1. Run the engine for about 15 minutes until it reaches normal operating temperature.
2. Stop engine. Disconnect all spark plug wires one at a time and label for proper reconnection.
3. Loosen all spark plugs about one turn, then use an air hose or tire pump to blow all the dirt out of the spark plugs and gaskets. Place them on a clean, flat surface in the order in which they were removed. This will help to correlate any compression problems with the conditions of the plug from the particular cylinder involved.
4. Remove the Air Filter and block open the carburetor throttle plates to maximum. Remove the high tension lead from the center of the distributor and ground it. To disable electronic ignition system, disconnect the electronic ignition module or remove the primary battery terminal from the distributor cap. (On Ford V-8 and V-6, disconnect the primary lead from the distributor cap.)

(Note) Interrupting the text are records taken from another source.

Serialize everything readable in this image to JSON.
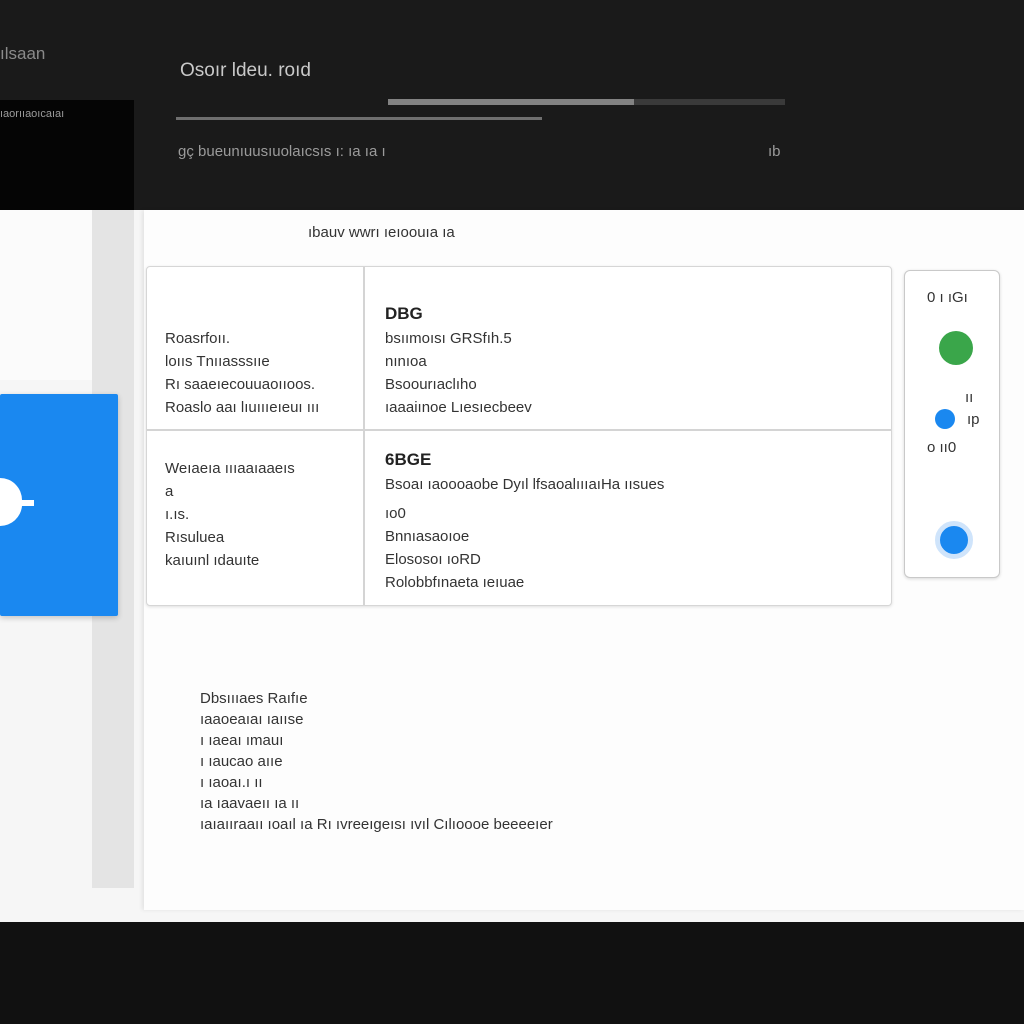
{
  "app": {
    "brand": "ılsaan",
    "left_label": "ıaorııaoıcaıaı"
  },
  "header": {
    "title": "Osoır ldeu. roıd",
    "progress_fraction": 0.62,
    "path": "gç bueunıuusıuolaıcsıs ı:  ıa ıa ı",
    "path_end": "ıb"
  },
  "content": {
    "heading": "ıbauv wwrı ıeıoouıa ıa",
    "rows": [
      {
        "left": [
          "Roasrfoıı.",
          "loııs Tnııasssııe",
          "Rı saaeıecouuaoııoos.",
          "Roaslo aaı lıuıııeıeuı ııı"
        ],
        "right_head": "DBG",
        "right": [
          "bsıımoısı GRSfıh.5",
          "nınıoa",
          "Bsoourıaclıho",
          "ıaaaiınoe Lıesıecbeev"
        ]
      },
      {
        "left": [
          "Weıaeıa ıııaaıaaeıs",
          "",
          "a",
          "ı.ıs.",
          "Rısuluea",
          "kaıuınl ıdauıte"
        ],
        "right_head": "6BGE",
        "right_sub": "Bsoaı ıaoooaobe  Dyıl lfsaoalıııaıHa ıısues",
        "right": [
          "ıo0",
          "Bnnıasaoıoe",
          "Elososoı ıoRD",
          "Rolobbfınaeta ıeıuae"
        ]
      }
    ]
  },
  "side_panel": {
    "rows": [
      "0 ı ıGı",
      "ıı",
      "ıı",
      "ıp",
      "o ıı0"
    ]
  },
  "notes": [
    "Dbsıııaes Raıfıe",
    "ıaaoeaıaı ıaııse",
    "ı ıaeaı ımauı",
    "ı ıaucao aııe",
    "ı ıaoaı.ı ıı",
    "ıa ıaavaeıı ıa ıı",
    "ıaıaııraaıı ıoaıl  ıa Rı ıvreeıgeısı ıvıl Cılıoooe beeeeıer"
  ],
  "colors": {
    "accent_blue": "#1a88f0",
    "status_green": "#3aa64a",
    "dark_bg": "#1a1a1a"
  }
}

5. Screw the spark plug adapter hose into the spark plug hole. Hand tighten only - DO NOT USE A WRENCH.
6. Now crank the engine for at least 4 compression strokes or until pressure stops rising on the tester.

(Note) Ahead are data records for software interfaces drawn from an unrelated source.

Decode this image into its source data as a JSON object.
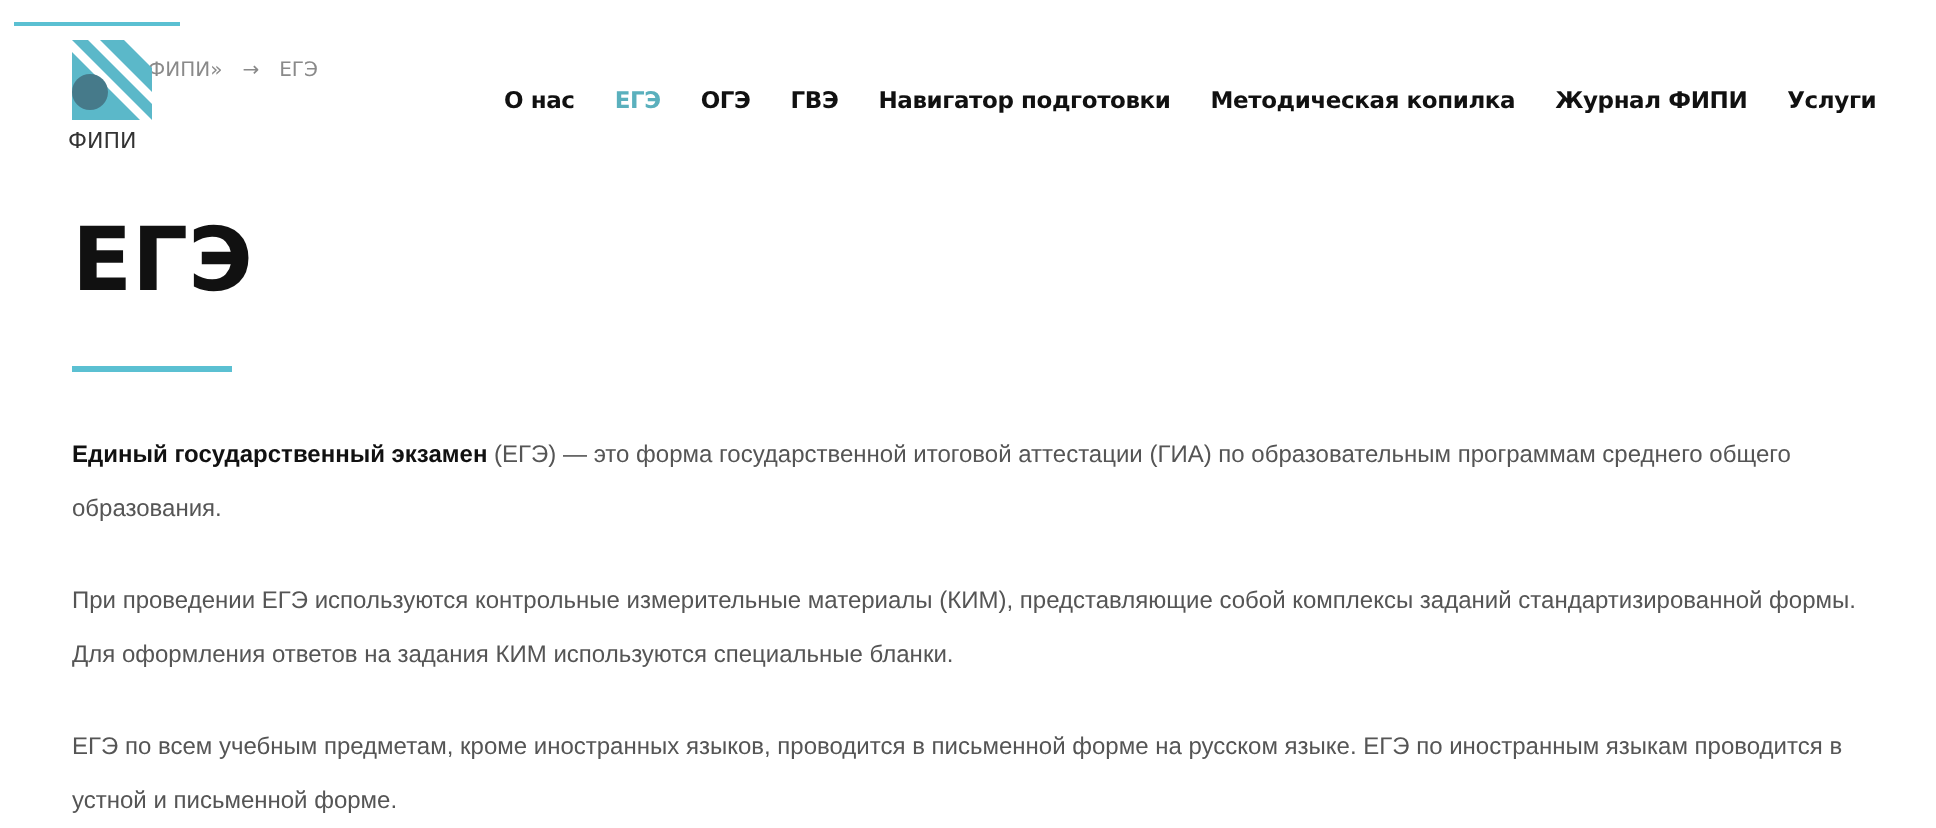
{
  "logo": {
    "caption": "ФИПИ"
  },
  "breadcrumb": {
    "items": [
      "ФИПИ»",
      "ЕГЭ"
    ],
    "separator": "→"
  },
  "nav": [
    {
      "label": "О нас",
      "selected": false
    },
    {
      "label": "ЕГЭ",
      "selected": true
    },
    {
      "label": "ОГЭ",
      "selected": false
    },
    {
      "label": "ГВЭ",
      "selected": false
    },
    {
      "label": "Навигатор подготовки",
      "selected": false
    },
    {
      "label": "Методическая копилка",
      "selected": false
    },
    {
      "label": "Журнал ФИПИ",
      "selected": false
    },
    {
      "label": "Услуги",
      "selected": false
    }
  ],
  "title": "ЕГЭ",
  "paragraphs": [
    "**Единый государственный экзамен** (ЕГЭ) — это форма государственной итоговой аттестации (ГИА) по образовательным программам среднего общего образования.",
    "При проведении ЕГЭ используются контрольные измерительные материалы (КИМ), представляющие собой комплексы заданий стандартизированной формы. Для оформления ответов на задания КИМ используются специальные бланки.",
    "ЕГЭ по всем учебным предметам, кроме иностранных языков, проводится в письменной форме на русском языке. ЕГЭ по иностранным языкам проводится в устной и письменной форме."
  ]
}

7. Record the compression reading and repeat the test on all remaining cylinders. (Step No. 5 and 6).
1. On a normal cylinder, the needle should advance on each stroke until it reaches a peak. All cylinders should test within the engine manufacturer's specifications and reading should not vary more than 10% from cylinder to cylinder.
2. If the needle fails to advance normally or if it remains the same for several strokes and then starts to climb, the cylinder has a sticky valve.

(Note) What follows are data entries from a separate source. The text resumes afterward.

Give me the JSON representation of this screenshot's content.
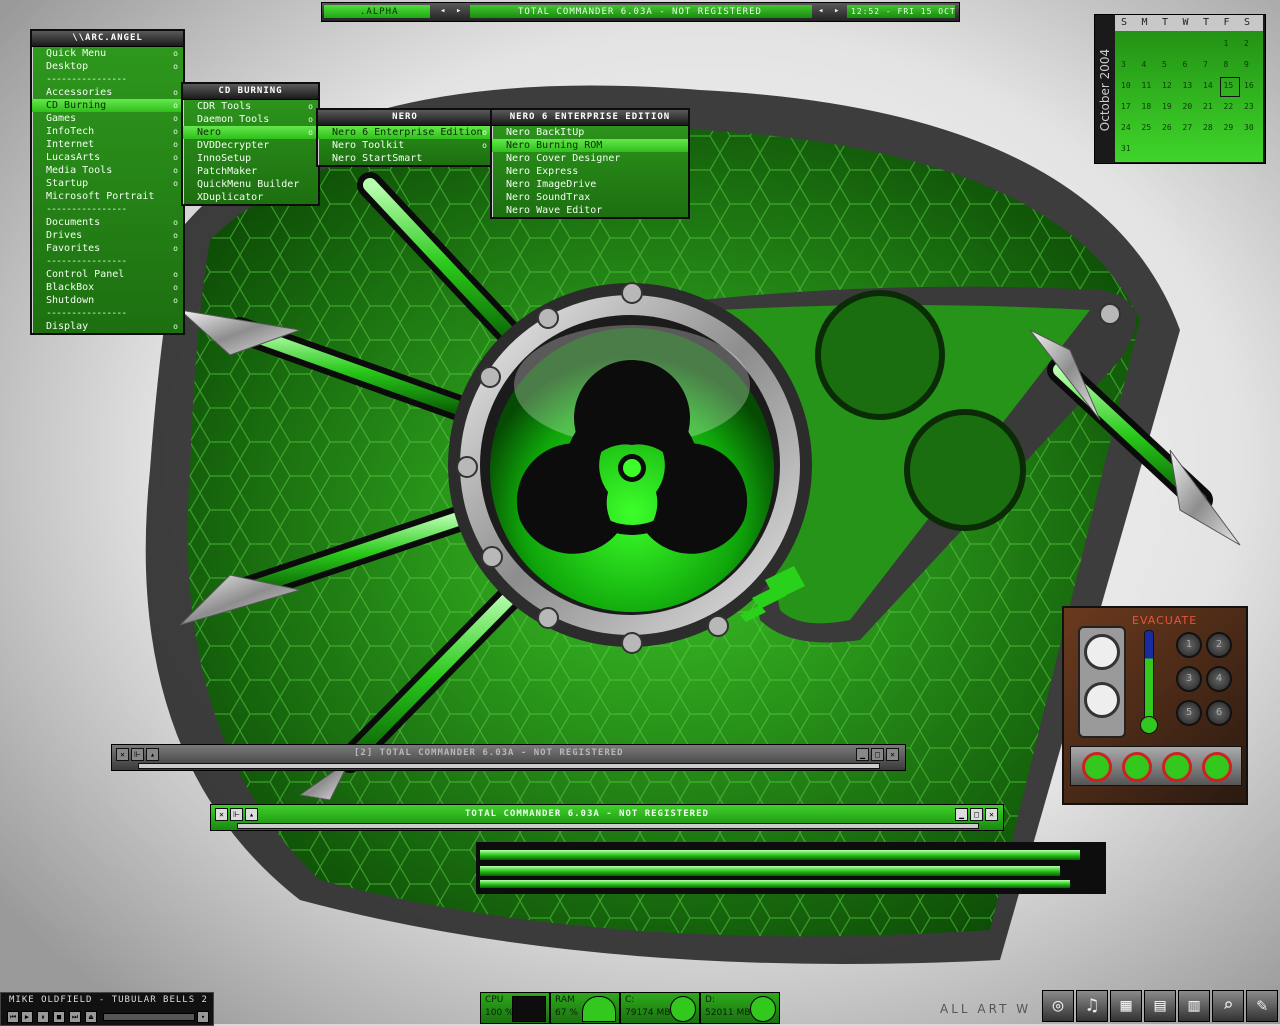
{
  "top_bar": {
    "workspace": ".ALPHA",
    "window_title": "TOTAL COMMANDER 6.03A - NOT REGISTERED",
    "clock": "12:52 - FRI 15 OCT"
  },
  "main_menu": {
    "title": "\\\\ARC.ANGEL",
    "items": [
      {
        "label": "Quick Menu",
        "submenu": true
      },
      {
        "label": "Desktop",
        "submenu": true
      },
      {
        "sep": true
      },
      {
        "label": "Accessories",
        "submenu": true
      },
      {
        "label": "CD Burning",
        "submenu": true,
        "selected": true
      },
      {
        "label": "Games",
        "submenu": true
      },
      {
        "label": "InfoTech",
        "submenu": true
      },
      {
        "label": "Internet",
        "submenu": true
      },
      {
        "label": "LucasArts",
        "submenu": true
      },
      {
        "label": "Media Tools",
        "submenu": true
      },
      {
        "label": "Startup",
        "submenu": true
      },
      {
        "label": "Microsoft Portrait",
        "submenu": false
      },
      {
        "sep": true
      },
      {
        "label": "Documents",
        "submenu": true
      },
      {
        "label": "Drives",
        "submenu": true
      },
      {
        "label": "Favorites",
        "submenu": true
      },
      {
        "sep": true
      },
      {
        "label": "Control Panel",
        "submenu": true
      },
      {
        "label": "BlackBox",
        "submenu": true
      },
      {
        "label": "Shutdown",
        "submenu": true
      },
      {
        "sep": true
      },
      {
        "label": "Display",
        "submenu": true
      }
    ]
  },
  "cd_menu": {
    "title": "CD BURNING",
    "items": [
      {
        "label": "CDR Tools",
        "submenu": true
      },
      {
        "label": "Daemon Tools",
        "submenu": true
      },
      {
        "label": "Nero",
        "submenu": true,
        "selected": true
      },
      {
        "label": "DVDDecrypter",
        "submenu": false
      },
      {
        "label": "InnoSetup",
        "submenu": false
      },
      {
        "label": "PatchMaker",
        "submenu": false
      },
      {
        "label": "QuickMenu Builder",
        "submenu": false
      },
      {
        "label": "XDuplicator",
        "submenu": false
      }
    ]
  },
  "nero_menu": {
    "title": "NERO",
    "items": [
      {
        "label": "Nero 6 Enterprise Edition",
        "submenu": true,
        "selected": true
      },
      {
        "label": "Nero Toolkit",
        "submenu": true
      },
      {
        "label": "Nero StartSmart",
        "submenu": false
      }
    ]
  },
  "nero_ee_menu": {
    "title": "NERO 6 ENTERPRISE EDITION",
    "items": [
      {
        "label": "Nero BackItUp",
        "submenu": false
      },
      {
        "label": "Nero Burning ROM",
        "submenu": false,
        "selected": true
      },
      {
        "label": "Nero Cover Designer",
        "submenu": false
      },
      {
        "label": "Nero Express",
        "submenu": false
      },
      {
        "label": "Nero ImageDrive",
        "submenu": false
      },
      {
        "label": "Nero SoundTrax",
        "submenu": false
      },
      {
        "label": "Nero Wave Editor",
        "submenu": false
      }
    ]
  },
  "calendar": {
    "month_label": "October 2004",
    "weekdays": [
      "S",
      "M",
      "T",
      "W",
      "T",
      "F",
      "S"
    ],
    "first_weekday": 5,
    "days": 31,
    "today": 15
  },
  "tc_inactive": {
    "title": "[2] TOTAL COMMANDER 6.03A - NOT REGISTERED"
  },
  "tc_active": {
    "title": "TOTAL COMMANDER 6.03A - NOT REGISTERED"
  },
  "widget": {
    "label": "EVACUATE",
    "buttons": [
      "1",
      "2",
      "3",
      "4",
      "5",
      "6"
    ]
  },
  "media_player": {
    "track": "MIKE OLDFIELD - TUBULAR BELLS 2"
  },
  "monitors": [
    {
      "label": "CPU",
      "value": "100 %"
    },
    {
      "label": "RAM",
      "value": "67 %"
    },
    {
      "label": "C:",
      "value": "79174 MB"
    },
    {
      "label": "D:",
      "value": "52011 MB"
    }
  ],
  "credit": "ALL ART W",
  "colors": {
    "accent": "#33d11e",
    "dark": "#1a1a1a",
    "bg": "#d8d8d8"
  },
  "tray_icons": [
    "cd-icon",
    "media-icon",
    "server-icon",
    "books-icon",
    "book-icon",
    "search-icon",
    "tools-icon"
  ]
}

3. If the compression reading is considerably higher above the manufacturers specification, it is indicative of carbon build-up in the cylinder. Use of spark plug with higher heat range can sometimes correct this fault.
4. If a reading on two adjacent cylinders is 20 pounds or more lower than other cylinders, a defective head gasket is indicated. Water and or oil may be seen in the two cylinders.
5. If readings are low or uneven between cylinders, pour a teaspoon of S.A.E. #30 oil into each cylinder and retest. If the readings increase considerably, the fault is poorly seated or worn rings. If the readings remain about the same, the valves are at fault.
6. Reconnect all spark plug wires in proper order. Reconnect the secondary coil wire to the distributor, and return the carburetor throttle valve to the original setting before starting the engine.